Posted September 9, 2003 2:12 a.m. EDT
WAKE COUNTY, N.C. — Wake County is expecting explosive growth that will affect everything from schools to streets. Local leaders want to get ahead of the boom, but may have to settle for barely keeping up.
More cars its roads, more students in its classrooms and more construction in its neighborhoods. That is what Wake County and its residents can expect in the years to come.
Right now, about 676,000 people live in the Wake County. The population is expected to grow to more than 1.1 million by 2020.
Wake County's school system will expand even faster. Currently, 108,000 students are enrolled in its public schools. Educators expect 161,000 students by 2020.
"Each time they publish an article [about this being a] wonderful place to live, there's an influx of new people. We're trying to get a handle on that and trying to stay ahead of the curve," said Dr. Bill McNeal, Wake County school superintendent.
McNeal's solution is to build 13 new schools with funding from a $550 million bond referendum.
Even then, the school system will be playing catch-up. It is a role transportation officials know well.
The Department of Transportation hopes to relieve crowded commuter routes by planning ahead.
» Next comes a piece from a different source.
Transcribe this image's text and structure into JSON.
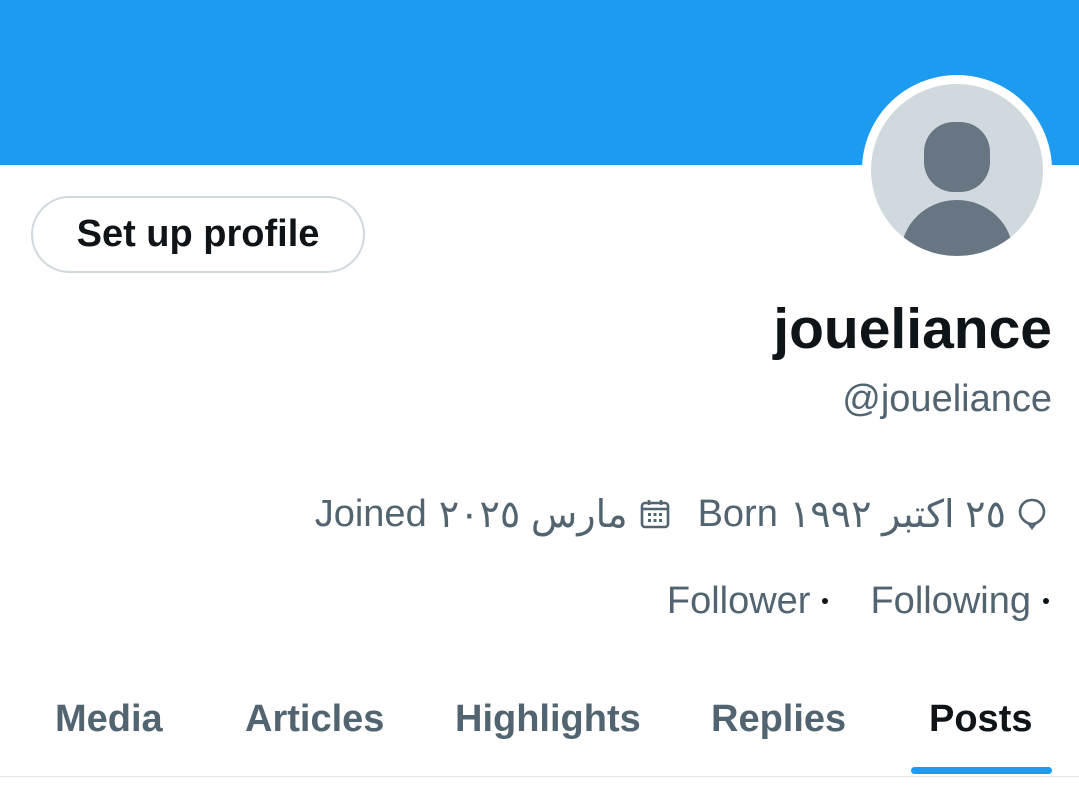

"Don't allow driveways everywhere up and down those routes, protect those, coordinate where entrances are going be, minimize signals," said Jon Nance of the DOT.
Kildaire Farm Road in Cary, is an example of how Wake County is planning for more traffic. Developers were required to widen the road and build sidewalks as they put up houses and businesses there.
The difference is obvious when you get to a private property line and the street improvements come to a halt.
Growth in Wake County is not likely to stop in its tracks. Even if it is tough to keep up with, local leaders said it is a good problem to have.
The DOT said work on U.S. 64 and Highway 55 should also help relieve congestion for commuters in the years to come.